New publication from the Patients in the driver's seat: Lead patients' experiences of the COVID-19 pandemic

In a recently published study in BMJ Open, the authors investigate how the engagement and experiences of Lead patients were during the early Covid-19 pandemic. Lead patients can be defined as patients or relatives who use their experiences and knowledge to improve their own or their relatives' care situation and/or healthcare.

A picture of Hanna Jansson
Hanna Jansson Photo: N/A

Hello Hanna Jansson, researcher at Karolinska Institutet and involved in the Patients in the driver's seat, as well as one of the co-authors of the study. What was the purpose of the study?

- The purpose of the study was to learn more about Lead patients in order to increase knowledge of how they can support healthcare. We saw the pandemic as an interesting starting point for such a study, as acute patients were for a time back at square one, without knowledge of how to manage their own illness in the new situation. The study can also be read to increase knowledge about what experiences patients with chronic disease describe from the Covid-19 pandemic in particular. But it is important to keep in mind that these are not just any patients, but those who, before the pandemic, committed themselves beyond what is normally expected of a patient, so-called peak patients.

What were the main findings of the study?

- The study shows that even these highly experienced patients at the beginning of the Covid-19 pandemic no longer knew how to manage their health and care situation. The information they received from authorities was difficult to decipher and changed frequently. Several, for example, did not even know whether they belonged to a risk group or not, which meant that they early had to search for information themselves to base their assessment on. It was clear that patient involvement is not yet a fully integrated part of care. The study shows several examples of how patients instead had to take their own initiative. All Lead patients in this study were active in discussions with other patients to support each other and at the same time contribute to a nuanced discussion based on the most credible information available.

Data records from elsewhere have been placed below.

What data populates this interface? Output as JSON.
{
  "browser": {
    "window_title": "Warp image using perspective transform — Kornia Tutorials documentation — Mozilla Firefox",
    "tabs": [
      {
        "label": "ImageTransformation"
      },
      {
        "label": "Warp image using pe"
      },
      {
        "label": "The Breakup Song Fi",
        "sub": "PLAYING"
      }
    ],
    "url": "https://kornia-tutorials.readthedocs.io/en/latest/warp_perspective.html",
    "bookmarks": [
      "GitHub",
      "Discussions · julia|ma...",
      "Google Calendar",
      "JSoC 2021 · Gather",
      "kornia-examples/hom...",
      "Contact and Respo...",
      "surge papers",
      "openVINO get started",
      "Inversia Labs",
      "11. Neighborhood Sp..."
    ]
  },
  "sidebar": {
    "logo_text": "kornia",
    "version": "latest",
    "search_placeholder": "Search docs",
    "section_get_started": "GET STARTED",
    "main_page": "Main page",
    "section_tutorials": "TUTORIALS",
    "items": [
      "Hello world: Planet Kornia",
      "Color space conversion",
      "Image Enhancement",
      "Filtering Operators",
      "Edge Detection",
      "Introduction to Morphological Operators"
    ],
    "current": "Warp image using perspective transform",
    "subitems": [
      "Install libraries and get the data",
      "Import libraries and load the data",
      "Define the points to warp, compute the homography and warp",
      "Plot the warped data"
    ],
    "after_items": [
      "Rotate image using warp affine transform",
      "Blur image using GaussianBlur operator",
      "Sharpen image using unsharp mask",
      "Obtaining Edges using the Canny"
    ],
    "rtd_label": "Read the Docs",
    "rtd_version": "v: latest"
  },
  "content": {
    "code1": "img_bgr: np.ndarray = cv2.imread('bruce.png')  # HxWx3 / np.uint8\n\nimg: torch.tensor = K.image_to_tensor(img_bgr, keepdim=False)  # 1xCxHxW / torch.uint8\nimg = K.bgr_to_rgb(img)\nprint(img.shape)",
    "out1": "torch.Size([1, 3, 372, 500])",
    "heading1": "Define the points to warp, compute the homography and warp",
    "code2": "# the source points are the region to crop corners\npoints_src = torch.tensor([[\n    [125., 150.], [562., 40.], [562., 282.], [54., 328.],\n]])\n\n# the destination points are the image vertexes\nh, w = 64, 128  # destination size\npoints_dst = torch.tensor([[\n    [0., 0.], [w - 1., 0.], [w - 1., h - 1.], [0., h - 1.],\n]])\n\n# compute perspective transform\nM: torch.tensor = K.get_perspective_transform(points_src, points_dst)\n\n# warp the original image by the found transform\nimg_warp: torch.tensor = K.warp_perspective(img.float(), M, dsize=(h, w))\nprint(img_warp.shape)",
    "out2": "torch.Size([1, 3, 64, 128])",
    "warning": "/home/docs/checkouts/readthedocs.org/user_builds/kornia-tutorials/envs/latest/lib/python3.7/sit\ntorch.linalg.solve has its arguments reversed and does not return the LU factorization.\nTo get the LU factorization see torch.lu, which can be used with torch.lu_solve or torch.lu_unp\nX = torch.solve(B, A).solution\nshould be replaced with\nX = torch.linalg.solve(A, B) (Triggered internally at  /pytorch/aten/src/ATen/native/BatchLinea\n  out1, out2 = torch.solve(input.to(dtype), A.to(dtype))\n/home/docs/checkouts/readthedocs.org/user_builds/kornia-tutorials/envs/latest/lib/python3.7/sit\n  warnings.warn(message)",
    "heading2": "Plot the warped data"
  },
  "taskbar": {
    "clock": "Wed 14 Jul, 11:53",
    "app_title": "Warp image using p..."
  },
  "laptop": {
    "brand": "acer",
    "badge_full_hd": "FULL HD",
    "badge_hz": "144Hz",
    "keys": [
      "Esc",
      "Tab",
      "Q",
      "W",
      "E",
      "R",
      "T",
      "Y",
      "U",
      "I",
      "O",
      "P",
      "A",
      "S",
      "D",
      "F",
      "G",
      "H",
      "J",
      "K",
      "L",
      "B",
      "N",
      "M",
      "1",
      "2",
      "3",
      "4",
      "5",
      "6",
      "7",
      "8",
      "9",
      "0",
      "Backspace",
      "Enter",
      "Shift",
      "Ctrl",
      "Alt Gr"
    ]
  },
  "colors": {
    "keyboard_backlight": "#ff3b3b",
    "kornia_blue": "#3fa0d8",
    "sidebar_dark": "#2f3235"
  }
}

Why the results are important, do you see any potential applications?

- Advanced patients possess great knowledge and this study clearly shows that their ambition to contribute to better care, also for others, remained during the extreme situation of the Covid-19 pandemic. This is something healthcare professionals and policymakers can benefit from. Not least during periods of higher pressure on care, emergency patients can be a resource, for example by spreading information to others in similar situations.

How did you conduct the study?

- Participants from the Swedish network of Lead patients were invited to interviews about their experiences from the Covid-19 pandemic. They were asked questions about the challenges with self-care and care, changed routines and any new initiatives they have taken. Based on these interviews, a number of themes could be compiled to describe an overall overview of the participants' experiences.

What is the next step in your research regarding this?

- Future research could follow the development of the situation of acute patients and their return to a life without an ongoing pandemic. Another possibility is to change perspectives and explore the experience of healthcare staff and decision-makers regarding patient involvement during the pandemic.

Read the study here:

Patient lead users experience of the COVID-19 pandemic: a qualitative interview study.
Jansson H, Stenfors T, Riggare S, Hasson H, Reinius M
BMJ Open 2022 Aug;12(8):e059003